Director: Andrew Adamson
Writers: Andrew Adamson, Christopher Markus, Stephen McFeely based on the book by C.S. Lewis
Starring: Ben Barnes, William Moseley, Anna Popplewell, Skandar Keynes, Georgie Henley, Sergio Castellitto, Peter Dinklage, Liam Neeson
Rating: PG (epic battle action and violence)
Running Time: 144 min
Release Date: 5/16/08
The Pevensie children are again transported from World War II Britain to Narnia arriving 1300 years after their first visit. In their absence, Narnia has become a much crueler place as one of the characters points out. It has been conquered by the Telmarines who now rule. Prince Caspian X (Ben Barnes) is the rightful heir to the Telmarine throne but King Miraz has usurped the throne.

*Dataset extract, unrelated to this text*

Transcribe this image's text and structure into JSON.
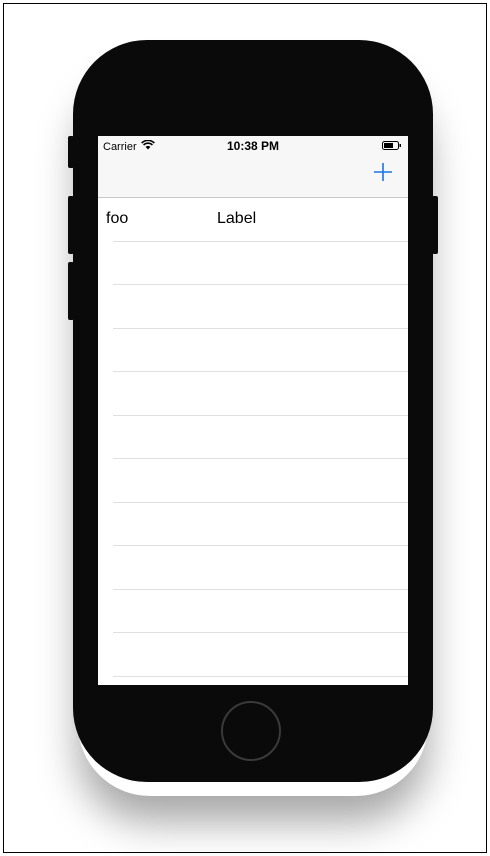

Prince Caspian has been advised to flee as King Miraz plans to consolidate his power by killing him. His instructor gives him a magic horn to blow in case of real emergency. After he falls from his horse and Miraz’s men are closing on him, he blows it summoning the Pevensie children, i.e. the Kings and Queens of old.
Let’s review. The Pevensie’s who are back to Narnia from their adventures in The Lion, the Witch, and the Wardrobe are: Older brother and chief King Peter (William Moesley) who is a good with a sword: older sister Susan (Anna Popplewell), who can put a an arrow right through your heart; younger bother Edmund (Skandar Keynes); and younger sister Lucy (Georgie Henley) whose faith in Aslan never wavers. However, with Aslan absent for most of the action our four young nobles are forced to make their own choices. Some of them were less than divinely inspired.
Our four nobles make contact with the Narnians, who have taken refuge from the Telmarine tyranny in the deep forest, after rescuing Trumpkin (Peter Dinklage) a small feisty Narnian from a botched execution attempt by a couple of King Miraz’s soldiers. The Narians accept the children as their fabled lords of old after a little sword play between King Peter and Prince Caspian. The balance of the movie is basically a war movie between the Narians and the Telmarines.
We are treaded to a night time commando raid on King Miraz’s castle and a final full scale battle between the two armies. There are swords, cross bows, and rapid file catapults as artillery. We have a talking badger, centaurs, and a sword wielding mouse named Reepicheep. Not to mention a sword battle between King Peter and King Miraz and an appearance of Aslan (voiced by Liam Neeson) himself in conclusion. The action scenes spare us the gore and given this is a Christian religious allegory the there is no foul language or crude humor.
As these fantasies go the Narnia stories are behind the The Lord of the Rings series and ahead of The Golden Compass, which is the atheist’s entry in the competition. It is nice to see Hollywood giving some attention to the massive values oriented audience of mainstream America for change. I’m sure the rest of the world will appreciate it as well.